- _Exercise objective_: Reproduce the listing exactly and skip over any pictures.

▬▬▬

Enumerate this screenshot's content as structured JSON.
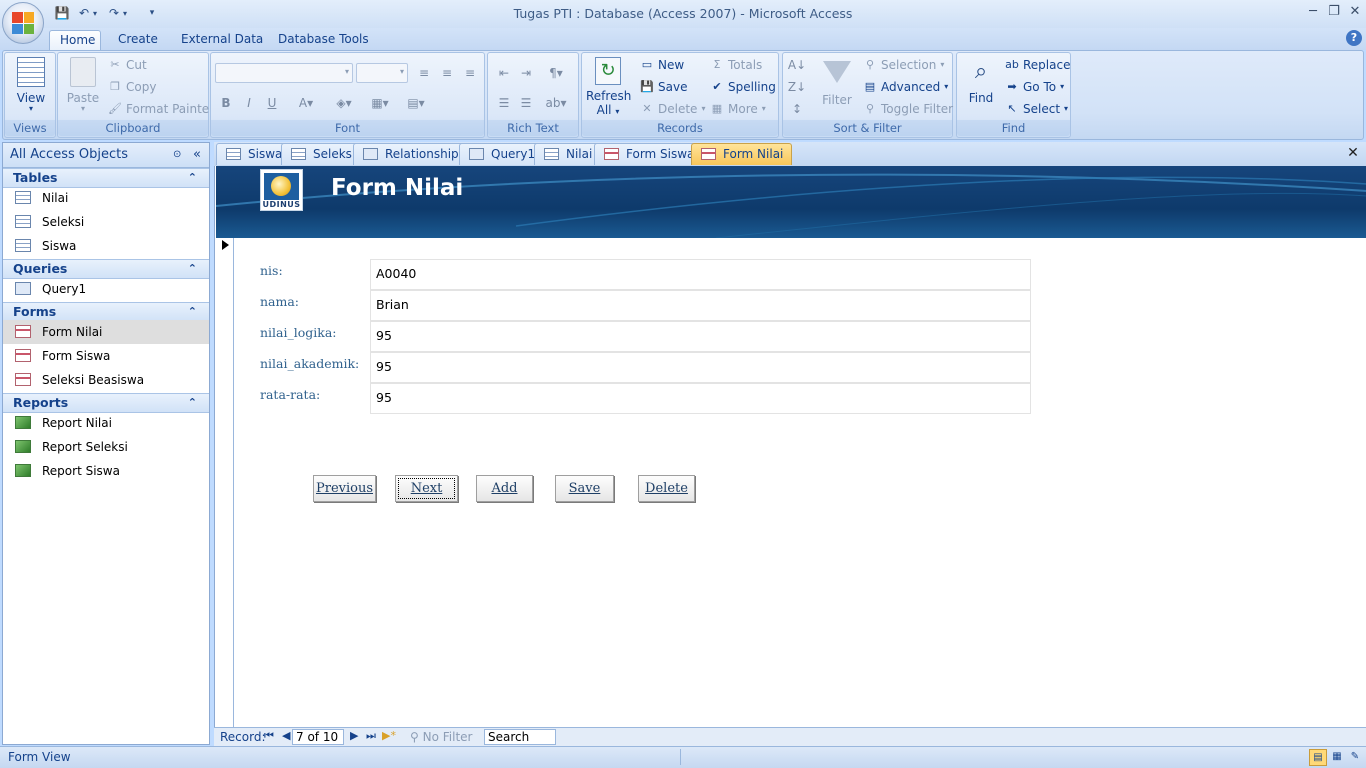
{
  "window": {
    "title": "Tugas PTI : Database (Access 2007) - Microsoft Access",
    "minimize": "─",
    "restore": "❐",
    "close": "✕"
  },
  "ribbon_tabs": [
    "Home",
    "Create",
    "External Data",
    "Database Tools"
  ],
  "groups": {
    "views": {
      "label": "Views",
      "view": "View"
    },
    "clipboard": {
      "label": "Clipboard",
      "paste": "Paste",
      "cut": "Cut",
      "copy": "Copy",
      "format_painter": "Format Painter"
    },
    "font": {
      "label": "Font"
    },
    "rich_text": {
      "label": "Rich Text"
    },
    "records": {
      "label": "Records",
      "refresh": "Refresh",
      "refresh2": "All",
      "new": "New",
      "save": "Save",
      "delete": "Delete",
      "totals": "Totals",
      "spelling": "Spelling",
      "more": "More"
    },
    "sort_filter": {
      "label": "Sort & Filter",
      "filter": "Filter",
      "selection": "Selection",
      "advanced": "Advanced",
      "toggle_filter": "Toggle Filter"
    },
    "find": {
      "label": "Find",
      "find": "Find",
      "replace": "Replace",
      "goto": "Go To",
      "select": "Select"
    }
  },
  "nav": {
    "header": "All Access Objects",
    "tables": {
      "title": "Tables",
      "items": [
        "Nilai",
        "Seleksi",
        "Siswa"
      ]
    },
    "queries": {
      "title": "Queries",
      "items": [
        "Query1"
      ]
    },
    "forms": {
      "title": "Forms",
      "items": [
        "Form Nilai",
        "Form Siswa",
        "Seleksi Beasiswa"
      ]
    },
    "reports": {
      "title": "Reports",
      "items": [
        "Report Nilai",
        "Report Seleksi",
        "Report Siswa"
      ]
    }
  },
  "doc_tabs": [
    "Siswa",
    "Seleksi",
    "Relationships",
    "Query1",
    "Nilai",
    "Form Siswa",
    "Form Nilai"
  ],
  "form": {
    "title": "Form Nilai",
    "logo_text": "UDINUS",
    "fields": [
      {
        "label": "nis:",
        "value": "A0040"
      },
      {
        "label": "nama:",
        "value": "Brian"
      },
      {
        "label": "nilai_logika:",
        "value": "95"
      },
      {
        "label": "nilai_akademik:",
        "value": "95"
      },
      {
        "label": "rata-rata:",
        "value": "95"
      }
    ],
    "buttons": {
      "previous": "Previous",
      "next": "Next",
      "add": "Add",
      "save": "Save",
      "delete": "Delete"
    }
  },
  "record_nav": {
    "label": "Record:",
    "position": "7 of 10",
    "filter": "No Filter",
    "search": "Search"
  },
  "status": {
    "text": "Form View"
  },
  "colors": {
    "header_band": "#0e3a6b",
    "active_tab": "#f8c65a",
    "ribbon": "#dfeafa"
  }
}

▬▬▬

- _Response_:
Enumerate this screenshot's content as structured JSON.
{
  "window": {
    "title": "Tugas PTI : Database (Access 2007) - Microsoft Access",
    "minimize": "─",
    "restore": "❐",
    "close": "✕"
  },
  "ribbon_tabs": [
    "Home",
    "Create",
    "External Data",
    "Database Tools"
  ],
  "groups": {
    "views": {
      "label": "Views",
      "view": "View"
    },
    "clipboard": {
      "label": "Clipboard",
      "paste": "Paste",
      "cut": "Cut",
      "copy": "Copy",
      "format_painter": "Format Painter"
    },
    "font": {
      "label": "Font"
    },
    "rich_text": {
      "label": "Rich Text"
    },
    "records": {
      "label": "Records",
      "refresh": "Refresh",
      "refresh2": "All",
      "new": "New",
      "save": "Save",
      "delete": "Delete",
      "totals": "Totals",
      "spelling": "Spelling",
      "more": "More"
    },
    "sort_filter": {
      "label": "Sort & Filter",
      "filter": "Filter",
      "selection": "Selection",
      "advanced": "Advanced",
      "toggle_filter": "Toggle Filter"
    },
    "find": {
      "label": "Find",
      "find": "Find",
      "replace": "Replace",
      "goto": "Go To",
      "select": "Select"
    }
  },
  "nav": {
    "header": "All Access Objects",
    "tables": {
      "title": "Tables",
      "items": [
        "Nilai",
        "Seleksi",
        "Siswa"
      ]
    },
    "queries": {
      "title": "Queries",
      "items": [
        "Query1"
      ]
    },
    "forms": {
      "title": "Forms",
      "items": [
        "Form Nilai",
        "Form Siswa",
        "Seleksi Beasiswa"
      ]
    },
    "reports": {
      "title": "Reports",
      "items": [
        "Report Nilai",
        "Report Seleksi",
        "Report Siswa"
      ]
    }
  },
  "doc_tabs": [
    "Siswa",
    "Seleksi",
    "Relationships",
    "Query1",
    "Nilai",
    "Form Siswa",
    "Form Nilai"
  ],
  "form": {
    "title": "Form Nilai",
    "logo_text": "UDINUS",
    "fields": [
      {
        "label": "nis:",
        "value": "A0040"
      },
      {
        "label": "nama:",
        "value": "Brian"
      },
      {
        "label": "nilai_logika:",
        "value": "95"
      },
      {
        "label": "nilai_akademik:",
        "value": "95"
      },
      {
        "label": "rata-rata:",
        "value": "95"
      }
    ],
    "buttons": {
      "previous": "Previous",
      "next": "Next",
      "add": "Add",
      "save": "Save",
      "delete": "Delete"
    }
  },
  "record_nav": {
    "label": "Record:",
    "position": "7 of 10",
    "filter": "No Filter",
    "search": "Search"
  },
  "status": {
    "text": "Form View"
  },
  "colors": {
    "header_band": "#0e3a6b",
    "active_tab": "#f8c65a",
    "ribbon": "#dfeafa"
  }
}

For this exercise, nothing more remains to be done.